The bus took off up the hill towards Bottom, with us all clinging on as it negotiated the twists and turns along the way. As it climbed higher the drop offs on one side of the road became quite precipitous and some of the passengers became a little nervous. Eileen was sitting at the back of the bus next to an elderly gentleman from somewhere in the mid-west USA who was anything but relaxed. Unfortunately for him he was on the side nearest to the precipice and every time there was a bend in the road he would whimper a little and move away from his seat ending up almost sitting on her lap. Occasionally he called out loudly to the driver asking him when he had last had his brakes checked. Although this did nothing to enhance the equanimity of his fellow passengers when you considered the run down state of the bus you could see that he probably did have a point.
However the views were spectacular, the villages were enchanting and the hillsides quite beautiful.
A view from above the village of Bottom.
The settlements were incredibly neat and tidy with mostly small houses with red roofs, whitewashed walls and well-kept gardens and they all sat quite harmoniously with the natural vegetation that covered the mountainside. The overall effect was far more northern European than Caribbean.
Eileen has decided that she wants this one:
One interesting but perhaps ghoulish observation was that many of the houses had a considerable portion of their small gardens partitioned off as a graveyard. The householders didn’t have to go very far to find where great grandma was and I guess that it all helps to make the rhubarb grow well.
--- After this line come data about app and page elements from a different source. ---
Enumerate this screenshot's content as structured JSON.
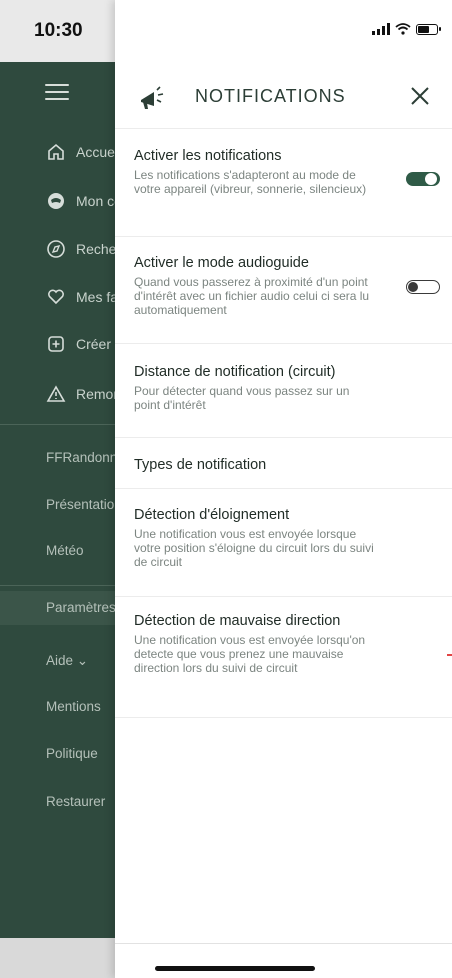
{
  "status_bar": {
    "time": "10:30"
  },
  "drawer": {
    "menu_items": [
      {
        "label": "Accueil",
        "icon": "home-icon"
      },
      {
        "label": "Mon compte",
        "icon": "account-icon"
      },
      {
        "label": "Recherche",
        "icon": "compass-icon"
      },
      {
        "label": "Mes favoris",
        "icon": "heart-icon"
      },
      {
        "label": "Créer",
        "icon": "plus-square-icon"
      },
      {
        "label": "Remonter",
        "icon": "warning-icon"
      }
    ],
    "sections": [
      {
        "label": "FFRandonnée"
      },
      {
        "label": "Présentation"
      },
      {
        "label": "Météo"
      },
      {
        "label": "Paramètres"
      },
      {
        "label": "Aide ⌄"
      },
      {
        "label": "Mentions"
      },
      {
        "label": "Politique"
      },
      {
        "label": "Restaurer"
      }
    ]
  },
  "panel": {
    "title": "NOTIFICATIONS",
    "header_icon": "megaphone-icon",
    "close_icon": "close-icon",
    "settings": [
      {
        "title": "Activer les notifications",
        "desc": "Les notifications s'adapteront au mode de votre appareil (vibreur, sonnerie, silencieux)",
        "toggle": "on"
      },
      {
        "title": "Activer le mode audioguide",
        "desc": "Quand vous passerez à proximité d'un point d'intérêt avec un fichier audio celui ci sera lu automatiquement",
        "toggle": "off"
      },
      {
        "title": "Distance de notification (circuit)",
        "desc": "Pour détecter quand vous passez sur un point d'intérêt"
      },
      {
        "title": "Types de notification",
        "desc": ""
      },
      {
        "title": "Détection d'éloignement",
        "desc": "Une notification vous est envoyée lorsque votre position s'éloigne du circuit lors du suivi de circuit"
      },
      {
        "title": "Détection de mauvaise direction",
        "desc": "Une notification vous est envoyée lorsqu'on detecte que vous prenez une mauvaise direction lors du suivi de circuit"
      }
    ]
  },
  "colors": {
    "drawer_bg": "#2f4a3e",
    "accent_green": "#2f5b47",
    "title_text": "#1f2b25",
    "desc_text": "#7c8581"
  }
}
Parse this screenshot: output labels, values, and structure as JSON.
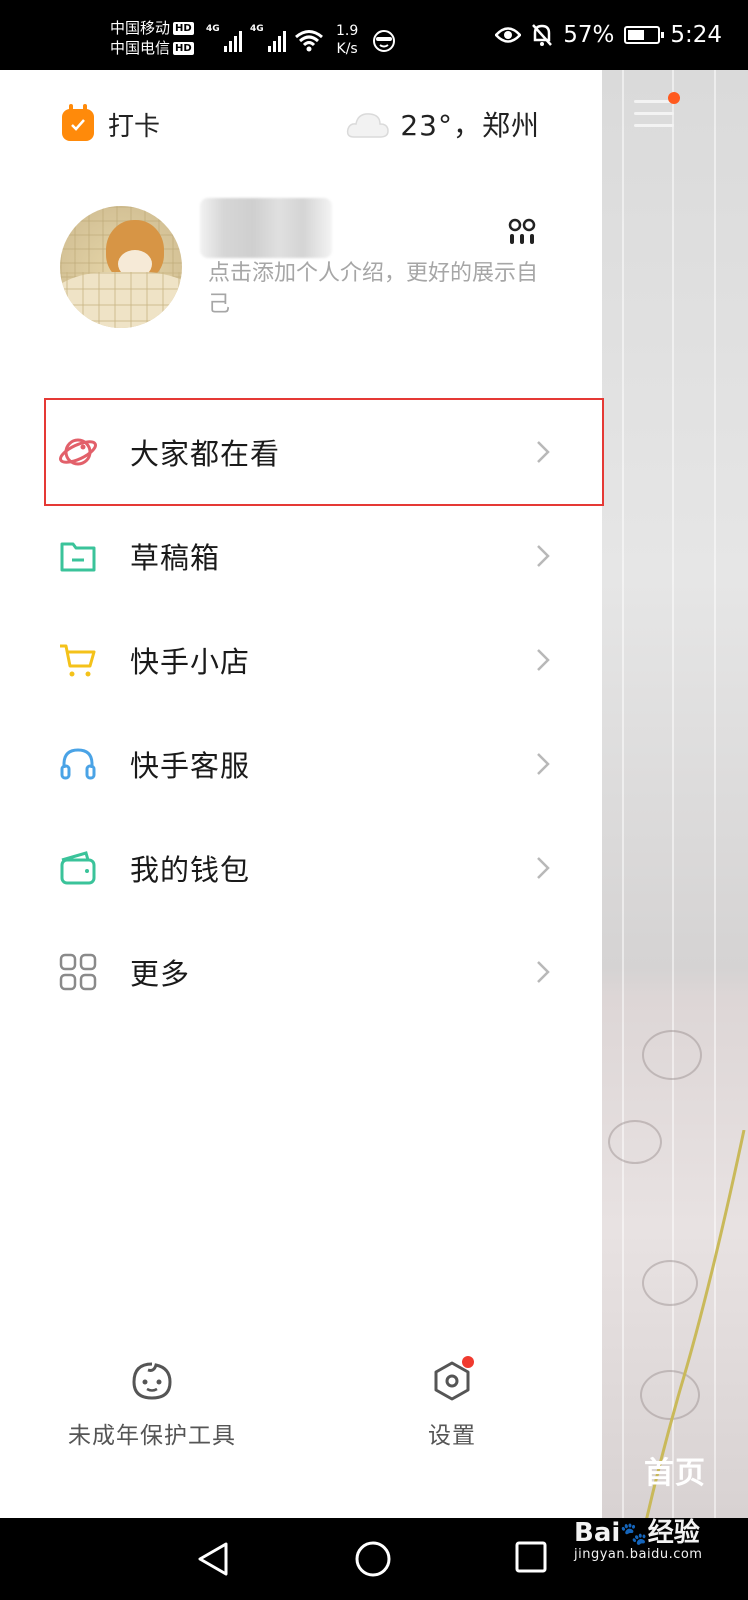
{
  "status_bar": {
    "carrier_1": "中国移动",
    "carrier_2": "中国电信",
    "hd_badge": "HD",
    "network_1": "4G",
    "network_2": "4G",
    "speed_value": "1.9",
    "speed_unit": "K/s",
    "battery_text": "57%",
    "battery_level": 0.57,
    "time": "5:24"
  },
  "drawer": {
    "checkin_label": "打卡",
    "weather_text": "23°，郑州",
    "profile": {
      "bio_placeholder": "点击添加个人介绍，更好的展示自己"
    },
    "menu_items": [
      {
        "label": "大家都在看",
        "icon": "planet-icon",
        "color": "#e2606a",
        "highlighted": true
      },
      {
        "label": "草稿箱",
        "icon": "folder-icon",
        "color": "#3ac39a"
      },
      {
        "label": "快手小店",
        "icon": "cart-icon",
        "color": "#f4c21a"
      },
      {
        "label": "快手客服",
        "icon": "headset-icon",
        "color": "#4aa3e6"
      },
      {
        "label": "我的钱包",
        "icon": "wallet-icon",
        "color": "#3ac39a"
      },
      {
        "label": "更多",
        "icon": "grid-icon",
        "color": "#8a8a8a"
      }
    ],
    "bottom": {
      "minor_protection_label": "未成年保护工具",
      "settings_label": "设置"
    }
  },
  "background": {
    "home_label": "首页"
  },
  "watermark": {
    "brand": "Bai",
    "brand_suffix": "经验",
    "domain": "jingyan.baidu.com"
  },
  "colors": {
    "highlight_border": "#e53935",
    "checkin_orange": "#ff8a0a",
    "notification_red": "#f03a2f"
  }
}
Unsurprisingly this made it quite difficult to find buyers when the time came to move house. We were told that the governor had only recently made an order banning this practise in the future.
We spent some time in the local museum. This was a small house that had been set up to look like the houses of a hundred years before with many exhibits of latter-day island history. Again it was very well kept, maybe a little too feminine for my tastes, but with some excellent examples of local needlework and other household skills. We were the only visitors and the curator spend a couple of hours describing each of the exhibits and giving us a fascinating run through of the recent island history. There were many photographs and memorabilia of local people from the last century including a number of master mariners that the island had produced. Having them described so well by the curator gave them a life that would have been lacking had we simply viewed them as objects.
Below is the famous piano, mentioned at the beginning of this log entry that was carried by hand up from the port by a local woman.
Saba is unique and has a very special charm all of its own. It is one of the most rewarding and enjoyable places that we have visited so far.